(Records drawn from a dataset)
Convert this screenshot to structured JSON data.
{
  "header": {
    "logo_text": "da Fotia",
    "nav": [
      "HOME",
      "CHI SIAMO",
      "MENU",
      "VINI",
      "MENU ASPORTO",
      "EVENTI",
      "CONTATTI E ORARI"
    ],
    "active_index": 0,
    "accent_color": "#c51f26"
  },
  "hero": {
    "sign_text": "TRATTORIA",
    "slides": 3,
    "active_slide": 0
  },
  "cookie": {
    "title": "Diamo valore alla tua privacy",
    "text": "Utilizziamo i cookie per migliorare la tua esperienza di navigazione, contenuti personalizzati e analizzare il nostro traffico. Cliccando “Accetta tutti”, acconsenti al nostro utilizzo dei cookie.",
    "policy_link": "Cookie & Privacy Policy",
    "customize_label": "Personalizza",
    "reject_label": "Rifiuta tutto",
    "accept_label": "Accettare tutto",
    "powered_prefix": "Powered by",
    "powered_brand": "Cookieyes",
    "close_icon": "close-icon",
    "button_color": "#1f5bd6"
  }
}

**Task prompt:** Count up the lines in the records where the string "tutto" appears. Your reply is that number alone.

**Task output:** 2